However, at this point, perhaps you're thinking, "Surely this study is some sort of anomaly. A fluke outcome. We already know that Zoloft and similar drugs are much more effective than a sugar pill." But do we?

Clinical researcher Irving Kirsch and his colleagues recently petitioned the Food and Drug Administration under the Freedom of Information Act for data on the 47 drug trials submitted by the pharmaceutical industry in their quest to get FDA approval for 6 of the most popular antidepressant medications (Prozac, Paxil, Zoloft, Celexa, Effexor, and Serzone). Most of these drug studies had never even been published, as drug companies tend only to publish the studies that show their drugs in a favorable light . . . but the FDA keeps permanent records of every such trial.

What did the FDA records show? Remarkably, Kirsch and colleagues found that in the majority of these drug trials, the antidepressant did not beat the placebo. In fact, when the researchers averaged across all 47 studies, they found that the placebo led to symptom reduction that was fully 85% as large as that of the active medications. This amounted to a 2-point average difference on a 52-point symptom rating scale; this magnitude of difference is not considered to be clinically significant.

Does this mean that Zoloft and similar drugs don't work? No. It's clear that they lead to complete remission for about 1/3 of the patients who take them (and to some improvement for many others) . . . It's just that much of this benefit for many patients is based on the placebo effect. The data on this point are crystal clear.

And how does the placebo effect work? This will be the subject of an upcoming post . . .

Wednesday, January 04, 2006

How Effective Are Antidepressants?

A growing body of scientific evidence suggests that antidepressant drugs are only modestly effective, probably much less so than you realize. Unfortunately, these medications just don't live up to the hype.

An eagerly awaited landmark study published in the American Journal of Psychiatry this week makes the point quite clearly. Researchers followed 2,876 depressed patients at 41 different clinics while they were treated with Celexa (citalopram) - one of the best-selling depression medications, and a close chemical cousin of drugs like Zoloft, Prozac, Paxil, and Lexapro.

According to researchers, after 10 weeks of treatment:
Remission rates were 28% [based on clinicians' ratings] and 33% [based on patients' ratings].

This means that fewer than 1 in 3 patients recovered on Celexa, regardless of whether we look at the patients' own ratings of their symptoms or those of their clinicians.

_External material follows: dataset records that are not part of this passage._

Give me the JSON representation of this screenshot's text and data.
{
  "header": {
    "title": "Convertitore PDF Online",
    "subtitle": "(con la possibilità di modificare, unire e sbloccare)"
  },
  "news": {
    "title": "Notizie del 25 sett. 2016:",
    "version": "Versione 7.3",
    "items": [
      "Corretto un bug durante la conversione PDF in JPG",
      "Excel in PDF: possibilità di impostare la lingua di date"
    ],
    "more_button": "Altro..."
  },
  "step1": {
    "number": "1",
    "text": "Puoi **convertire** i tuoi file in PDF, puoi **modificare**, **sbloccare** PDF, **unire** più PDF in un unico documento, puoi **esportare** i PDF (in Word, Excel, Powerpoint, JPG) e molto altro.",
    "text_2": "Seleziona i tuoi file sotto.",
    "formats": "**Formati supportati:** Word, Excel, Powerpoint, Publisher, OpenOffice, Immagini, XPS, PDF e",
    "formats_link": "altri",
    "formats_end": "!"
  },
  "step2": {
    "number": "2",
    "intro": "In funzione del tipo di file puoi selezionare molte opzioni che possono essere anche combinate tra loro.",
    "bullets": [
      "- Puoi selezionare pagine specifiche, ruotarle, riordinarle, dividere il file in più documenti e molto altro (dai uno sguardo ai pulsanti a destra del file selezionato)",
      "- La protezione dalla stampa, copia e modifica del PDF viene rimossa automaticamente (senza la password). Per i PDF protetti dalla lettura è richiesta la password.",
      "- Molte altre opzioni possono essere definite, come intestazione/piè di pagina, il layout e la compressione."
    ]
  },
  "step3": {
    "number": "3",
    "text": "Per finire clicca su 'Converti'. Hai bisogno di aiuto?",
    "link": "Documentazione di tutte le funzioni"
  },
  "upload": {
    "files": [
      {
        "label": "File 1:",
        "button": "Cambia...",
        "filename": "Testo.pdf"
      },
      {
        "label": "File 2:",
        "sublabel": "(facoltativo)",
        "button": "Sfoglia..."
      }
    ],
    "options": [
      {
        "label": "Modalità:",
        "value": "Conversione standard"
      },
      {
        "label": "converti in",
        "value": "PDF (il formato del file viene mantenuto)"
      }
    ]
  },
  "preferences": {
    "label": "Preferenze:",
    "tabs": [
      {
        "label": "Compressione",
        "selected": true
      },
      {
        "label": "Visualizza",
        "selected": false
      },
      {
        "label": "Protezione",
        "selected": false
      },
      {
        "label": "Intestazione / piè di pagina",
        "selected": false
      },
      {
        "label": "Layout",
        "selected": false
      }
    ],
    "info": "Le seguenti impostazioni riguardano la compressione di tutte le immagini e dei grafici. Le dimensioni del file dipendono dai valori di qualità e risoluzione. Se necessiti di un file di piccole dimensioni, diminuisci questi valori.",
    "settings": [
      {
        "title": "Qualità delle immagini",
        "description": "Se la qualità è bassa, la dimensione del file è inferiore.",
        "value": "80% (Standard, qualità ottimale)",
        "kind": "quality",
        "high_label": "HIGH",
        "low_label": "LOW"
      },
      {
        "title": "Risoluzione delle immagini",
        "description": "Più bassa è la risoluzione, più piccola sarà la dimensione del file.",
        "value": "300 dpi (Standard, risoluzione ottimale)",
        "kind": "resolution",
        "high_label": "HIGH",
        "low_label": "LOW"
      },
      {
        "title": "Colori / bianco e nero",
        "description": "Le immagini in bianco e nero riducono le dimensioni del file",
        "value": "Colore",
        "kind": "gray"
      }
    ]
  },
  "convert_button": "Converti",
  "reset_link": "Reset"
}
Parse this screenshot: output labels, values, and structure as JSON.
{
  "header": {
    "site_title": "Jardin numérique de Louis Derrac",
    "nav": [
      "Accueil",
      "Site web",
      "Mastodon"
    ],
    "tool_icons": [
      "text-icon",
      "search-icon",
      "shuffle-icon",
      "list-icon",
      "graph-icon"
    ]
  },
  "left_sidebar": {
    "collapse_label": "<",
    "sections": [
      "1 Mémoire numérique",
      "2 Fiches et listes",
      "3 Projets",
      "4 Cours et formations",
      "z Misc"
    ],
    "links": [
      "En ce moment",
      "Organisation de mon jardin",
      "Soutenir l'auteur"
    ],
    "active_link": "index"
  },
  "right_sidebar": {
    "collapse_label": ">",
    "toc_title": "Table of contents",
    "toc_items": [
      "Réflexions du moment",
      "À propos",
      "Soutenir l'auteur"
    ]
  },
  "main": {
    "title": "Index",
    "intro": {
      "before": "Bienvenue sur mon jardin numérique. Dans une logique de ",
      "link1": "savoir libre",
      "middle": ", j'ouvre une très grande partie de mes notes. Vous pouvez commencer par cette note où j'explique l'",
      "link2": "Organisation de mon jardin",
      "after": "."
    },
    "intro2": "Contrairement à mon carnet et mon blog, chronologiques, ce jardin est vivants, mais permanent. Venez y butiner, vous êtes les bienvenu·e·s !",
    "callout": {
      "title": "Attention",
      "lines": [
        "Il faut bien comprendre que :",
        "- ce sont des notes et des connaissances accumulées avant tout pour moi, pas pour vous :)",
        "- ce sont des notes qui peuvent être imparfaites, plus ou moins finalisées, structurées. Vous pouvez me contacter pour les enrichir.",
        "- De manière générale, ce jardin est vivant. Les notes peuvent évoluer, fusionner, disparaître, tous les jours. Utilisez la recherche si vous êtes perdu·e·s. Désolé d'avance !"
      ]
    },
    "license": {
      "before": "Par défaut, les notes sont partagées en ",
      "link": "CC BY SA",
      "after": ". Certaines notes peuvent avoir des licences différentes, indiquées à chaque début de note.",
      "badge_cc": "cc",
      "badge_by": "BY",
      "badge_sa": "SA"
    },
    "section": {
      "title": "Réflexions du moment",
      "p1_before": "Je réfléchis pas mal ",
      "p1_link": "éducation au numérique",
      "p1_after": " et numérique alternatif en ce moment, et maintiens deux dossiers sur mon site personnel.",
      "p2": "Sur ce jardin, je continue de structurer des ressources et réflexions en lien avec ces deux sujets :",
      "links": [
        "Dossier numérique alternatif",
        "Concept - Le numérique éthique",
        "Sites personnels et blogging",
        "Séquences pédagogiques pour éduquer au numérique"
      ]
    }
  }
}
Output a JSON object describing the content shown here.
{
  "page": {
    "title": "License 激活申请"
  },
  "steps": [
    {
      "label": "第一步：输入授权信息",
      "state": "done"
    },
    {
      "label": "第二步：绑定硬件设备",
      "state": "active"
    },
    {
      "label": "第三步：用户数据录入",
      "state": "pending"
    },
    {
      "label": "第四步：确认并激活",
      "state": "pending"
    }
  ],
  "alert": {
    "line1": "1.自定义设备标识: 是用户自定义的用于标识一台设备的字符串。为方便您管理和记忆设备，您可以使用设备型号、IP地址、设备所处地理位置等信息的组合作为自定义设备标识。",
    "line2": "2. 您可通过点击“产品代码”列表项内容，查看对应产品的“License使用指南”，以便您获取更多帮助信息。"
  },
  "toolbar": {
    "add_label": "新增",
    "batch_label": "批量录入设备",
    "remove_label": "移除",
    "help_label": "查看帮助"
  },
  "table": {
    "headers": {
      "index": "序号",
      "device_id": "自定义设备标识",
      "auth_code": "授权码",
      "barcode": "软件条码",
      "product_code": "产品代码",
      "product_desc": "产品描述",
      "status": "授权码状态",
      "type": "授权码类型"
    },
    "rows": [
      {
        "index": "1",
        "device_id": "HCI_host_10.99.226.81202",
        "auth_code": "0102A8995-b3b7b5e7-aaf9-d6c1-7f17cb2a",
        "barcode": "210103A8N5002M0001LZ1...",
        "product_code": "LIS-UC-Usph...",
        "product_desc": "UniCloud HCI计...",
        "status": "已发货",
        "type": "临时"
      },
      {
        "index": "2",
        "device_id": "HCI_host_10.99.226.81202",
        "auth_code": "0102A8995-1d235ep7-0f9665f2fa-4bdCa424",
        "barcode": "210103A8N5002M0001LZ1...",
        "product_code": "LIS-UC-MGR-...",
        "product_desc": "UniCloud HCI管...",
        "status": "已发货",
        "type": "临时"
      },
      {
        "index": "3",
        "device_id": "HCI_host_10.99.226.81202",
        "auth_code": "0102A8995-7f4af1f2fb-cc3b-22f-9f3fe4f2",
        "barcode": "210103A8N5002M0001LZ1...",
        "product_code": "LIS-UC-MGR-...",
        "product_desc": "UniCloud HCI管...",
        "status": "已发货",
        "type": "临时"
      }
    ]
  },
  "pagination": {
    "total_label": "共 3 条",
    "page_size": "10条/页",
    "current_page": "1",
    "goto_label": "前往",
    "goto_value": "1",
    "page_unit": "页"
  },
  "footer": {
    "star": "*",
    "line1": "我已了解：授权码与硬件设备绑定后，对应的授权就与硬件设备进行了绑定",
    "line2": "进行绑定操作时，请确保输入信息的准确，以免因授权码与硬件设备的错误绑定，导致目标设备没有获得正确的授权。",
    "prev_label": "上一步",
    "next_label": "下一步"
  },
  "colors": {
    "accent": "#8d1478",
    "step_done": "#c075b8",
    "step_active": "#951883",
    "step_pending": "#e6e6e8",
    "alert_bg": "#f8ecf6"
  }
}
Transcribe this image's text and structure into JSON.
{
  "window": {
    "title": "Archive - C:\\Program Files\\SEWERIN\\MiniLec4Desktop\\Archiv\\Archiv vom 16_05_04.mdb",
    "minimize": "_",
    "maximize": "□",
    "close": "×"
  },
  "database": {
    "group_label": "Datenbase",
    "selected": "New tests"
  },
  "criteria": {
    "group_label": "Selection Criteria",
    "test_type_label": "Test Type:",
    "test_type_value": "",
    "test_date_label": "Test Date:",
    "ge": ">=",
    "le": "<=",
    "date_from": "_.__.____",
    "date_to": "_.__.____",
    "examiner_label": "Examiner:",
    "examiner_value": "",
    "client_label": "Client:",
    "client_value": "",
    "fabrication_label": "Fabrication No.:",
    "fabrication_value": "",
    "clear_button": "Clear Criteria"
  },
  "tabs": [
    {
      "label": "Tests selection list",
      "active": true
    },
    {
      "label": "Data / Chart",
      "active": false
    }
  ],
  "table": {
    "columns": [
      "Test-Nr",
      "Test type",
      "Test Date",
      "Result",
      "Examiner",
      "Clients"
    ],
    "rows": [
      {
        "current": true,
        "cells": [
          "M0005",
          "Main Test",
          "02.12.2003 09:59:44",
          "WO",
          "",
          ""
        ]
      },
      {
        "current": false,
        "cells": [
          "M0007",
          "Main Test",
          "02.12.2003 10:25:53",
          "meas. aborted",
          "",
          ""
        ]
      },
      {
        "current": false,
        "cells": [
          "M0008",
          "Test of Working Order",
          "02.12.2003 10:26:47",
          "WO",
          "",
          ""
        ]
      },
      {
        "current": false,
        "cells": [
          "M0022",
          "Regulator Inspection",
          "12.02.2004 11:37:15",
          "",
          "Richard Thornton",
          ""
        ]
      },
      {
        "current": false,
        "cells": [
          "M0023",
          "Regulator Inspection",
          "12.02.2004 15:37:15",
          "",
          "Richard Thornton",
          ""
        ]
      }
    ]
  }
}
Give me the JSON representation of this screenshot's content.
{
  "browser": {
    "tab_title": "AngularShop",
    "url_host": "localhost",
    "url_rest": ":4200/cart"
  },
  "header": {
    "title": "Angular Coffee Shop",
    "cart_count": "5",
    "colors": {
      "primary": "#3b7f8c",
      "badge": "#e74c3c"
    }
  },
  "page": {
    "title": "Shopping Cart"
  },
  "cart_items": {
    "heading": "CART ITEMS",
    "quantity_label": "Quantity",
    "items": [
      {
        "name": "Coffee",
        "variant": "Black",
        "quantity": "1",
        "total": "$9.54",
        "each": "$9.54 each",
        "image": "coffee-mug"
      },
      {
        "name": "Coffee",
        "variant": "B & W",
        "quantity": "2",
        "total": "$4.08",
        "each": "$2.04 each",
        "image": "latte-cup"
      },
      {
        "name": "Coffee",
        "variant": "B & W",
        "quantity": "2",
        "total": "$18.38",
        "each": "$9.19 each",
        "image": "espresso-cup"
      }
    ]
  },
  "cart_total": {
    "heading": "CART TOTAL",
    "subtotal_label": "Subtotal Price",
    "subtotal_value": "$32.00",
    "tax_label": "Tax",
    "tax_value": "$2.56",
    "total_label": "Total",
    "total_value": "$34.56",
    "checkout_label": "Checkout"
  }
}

It gets worse.

Patients in this study got much better care than the vast majority of patients "in the real world." They saw their doctors every couple of weeks - much more frequently than almost any insurance plan will cover. Their doctors also carefully evaluated medication levels at each visit, and increased dosage if the meds didn't seem to be producing an adequate response at the initial dose (again, this doesn't happen as efficiently in real world settings). Thus, by the end of the treatment period, the average dose was about 50mg per day - a higher dose than most patients will ever take (typical starting dose is 20mg).

Finally, the study's 28% response rate is actually an over-estimate, since it excludes the many patients who quit taking the meds right away (i.e., before they completed their first followup evaluation) as well as those who were switched by their doctors to a different drug for any reason (e.g., intolerable side effects).

Bottom line: The great majority of patients who take antidepressant medications do not experience a complete and lasting cure of their depression. This is why, for example, the epidemic of depression in the U.S. keeps getting worse (the lifetime prevalence of depressive illness is now nearly 25%) despite the millions of prescriptions dispensed each week.

I truly wish it were otherwise. And if you happen to be one of those who have benefited enormously from taking an antidepressant medication (as a practicing clinician, I've seen many), then know that I rejoice with you . . . if only it happened more often.

In posts to follow, I'll discuss what the research literature has to say about more effective and enduring treatments for depression.